Best practice for impact reporting by charities


ICAS has funded and published research into charity impact reporting to inform the Charities Statement of Recommended Practice (SORP).

The quality of financial reporting is essential in the charity sector, where the support of both funders and donors is dependent on the clear communication of impact. In this context, impact is defined as the long-term difference that charitable activities have on the people and causes they seek to help.

Historically, charities preparing financial statements have adhered not only to regulations, but also to the trustees’ annual report (TAR) requirements set out in the Charities Statement of Recommended Practice, known as the ‘SORP’. Studies have however shown that many charities struggle with the measurement and reporting of impact, leading to calls for SORP enhancements to help charities convey their impact more effectively.

As part of our role to serve the public interest, we commissioned a two-phase research project into charity impact reporting.
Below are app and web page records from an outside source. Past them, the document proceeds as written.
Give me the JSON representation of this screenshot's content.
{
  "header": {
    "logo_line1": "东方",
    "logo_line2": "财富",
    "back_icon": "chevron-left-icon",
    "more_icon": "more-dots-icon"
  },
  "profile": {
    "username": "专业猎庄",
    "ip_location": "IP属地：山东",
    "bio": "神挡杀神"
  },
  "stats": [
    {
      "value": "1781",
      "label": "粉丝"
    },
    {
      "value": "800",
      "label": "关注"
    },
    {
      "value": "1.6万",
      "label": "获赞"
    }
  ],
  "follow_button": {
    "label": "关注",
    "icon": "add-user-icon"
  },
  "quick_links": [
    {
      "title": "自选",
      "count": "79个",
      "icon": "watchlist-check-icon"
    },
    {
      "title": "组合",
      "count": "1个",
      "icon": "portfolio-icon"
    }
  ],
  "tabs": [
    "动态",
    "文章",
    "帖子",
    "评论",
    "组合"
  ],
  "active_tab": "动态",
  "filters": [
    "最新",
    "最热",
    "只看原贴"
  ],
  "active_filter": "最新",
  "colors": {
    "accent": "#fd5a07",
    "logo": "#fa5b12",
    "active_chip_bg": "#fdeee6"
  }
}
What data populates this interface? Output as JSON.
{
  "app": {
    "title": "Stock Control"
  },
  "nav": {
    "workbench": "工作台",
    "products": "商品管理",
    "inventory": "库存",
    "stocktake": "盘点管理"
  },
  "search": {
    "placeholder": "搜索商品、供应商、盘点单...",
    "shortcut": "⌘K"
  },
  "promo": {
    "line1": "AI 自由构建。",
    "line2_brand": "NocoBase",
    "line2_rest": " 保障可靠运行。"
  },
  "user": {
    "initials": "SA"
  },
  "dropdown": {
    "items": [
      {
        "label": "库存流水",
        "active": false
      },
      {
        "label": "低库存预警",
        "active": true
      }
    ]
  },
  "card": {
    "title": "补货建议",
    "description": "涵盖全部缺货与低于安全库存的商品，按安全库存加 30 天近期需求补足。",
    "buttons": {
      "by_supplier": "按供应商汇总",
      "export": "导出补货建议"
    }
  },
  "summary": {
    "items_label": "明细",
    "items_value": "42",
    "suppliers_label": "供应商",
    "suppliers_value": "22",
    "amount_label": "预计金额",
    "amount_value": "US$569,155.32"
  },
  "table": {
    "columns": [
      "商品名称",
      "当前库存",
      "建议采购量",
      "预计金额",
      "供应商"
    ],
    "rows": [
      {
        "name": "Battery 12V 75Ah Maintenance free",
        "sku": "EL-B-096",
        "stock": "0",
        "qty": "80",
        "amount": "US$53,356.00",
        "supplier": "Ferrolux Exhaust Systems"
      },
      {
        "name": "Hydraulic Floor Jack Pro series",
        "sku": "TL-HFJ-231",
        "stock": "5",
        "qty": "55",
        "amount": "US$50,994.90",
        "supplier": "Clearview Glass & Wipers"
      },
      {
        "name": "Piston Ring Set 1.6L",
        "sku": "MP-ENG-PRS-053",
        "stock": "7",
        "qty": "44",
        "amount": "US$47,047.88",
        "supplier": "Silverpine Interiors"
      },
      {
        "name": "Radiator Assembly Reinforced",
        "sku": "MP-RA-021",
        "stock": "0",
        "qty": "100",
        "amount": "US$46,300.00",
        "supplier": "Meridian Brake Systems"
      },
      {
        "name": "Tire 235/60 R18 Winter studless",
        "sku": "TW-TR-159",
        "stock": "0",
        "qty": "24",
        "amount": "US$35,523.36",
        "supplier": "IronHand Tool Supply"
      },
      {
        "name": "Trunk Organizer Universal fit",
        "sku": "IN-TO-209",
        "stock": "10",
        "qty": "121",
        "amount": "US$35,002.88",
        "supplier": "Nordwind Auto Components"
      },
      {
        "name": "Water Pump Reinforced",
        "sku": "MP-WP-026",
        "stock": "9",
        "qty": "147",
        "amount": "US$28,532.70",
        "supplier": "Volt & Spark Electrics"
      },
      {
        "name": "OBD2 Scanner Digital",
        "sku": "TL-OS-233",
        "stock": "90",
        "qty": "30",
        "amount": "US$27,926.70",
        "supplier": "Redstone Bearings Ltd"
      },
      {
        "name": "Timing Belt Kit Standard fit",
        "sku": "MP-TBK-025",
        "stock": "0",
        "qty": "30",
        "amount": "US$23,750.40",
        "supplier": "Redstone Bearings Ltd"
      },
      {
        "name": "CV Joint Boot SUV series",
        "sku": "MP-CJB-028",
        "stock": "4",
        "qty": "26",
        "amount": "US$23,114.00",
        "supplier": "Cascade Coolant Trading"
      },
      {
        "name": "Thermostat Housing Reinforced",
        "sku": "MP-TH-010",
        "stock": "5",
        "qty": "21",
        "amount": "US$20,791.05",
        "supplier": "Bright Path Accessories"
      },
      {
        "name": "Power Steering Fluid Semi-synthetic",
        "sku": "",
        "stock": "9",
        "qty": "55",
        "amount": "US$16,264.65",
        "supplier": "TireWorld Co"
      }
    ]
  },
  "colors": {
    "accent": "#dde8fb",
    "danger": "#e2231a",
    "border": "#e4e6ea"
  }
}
The project aimed to provide evidence and recommendations to the SORP committee, as well as support to the charity sector and its stakeholders. It was carried out by Alpa Dhanani, Evangelia Varoutsa, Julian Woodward, and Penny Chaidali (Cardiff University), and Carolyn Cordery (Victoria University of Wellington).

Phase two

The second phase report, published today, considers the importance of charity impact information to funders, donors and supporters. It aims to improve understanding of the current charity impact disclosure practices, and consider how funders and donors use these reports to satisfy their accountability requirements and make future funding decisions.

The main findings from this phase of the project have been outlined in a key takeaways document.

To provide tangible assistance to the charity sector, we have also compiled examples of best impact reporting practice amongst the charities examined as part of this project.

Phase one

The first phase of this project analysed how UK charities develop and use impact reporting. The objective of the report was to understand the motives, processes, barriers and benefits of developing impact reporting, and ultimately assess whether it communicates charities’ achievements appropriately.

The main findings from this phase of the project are set out in the below drop-down.

This article was first published by ICAS at the following URL: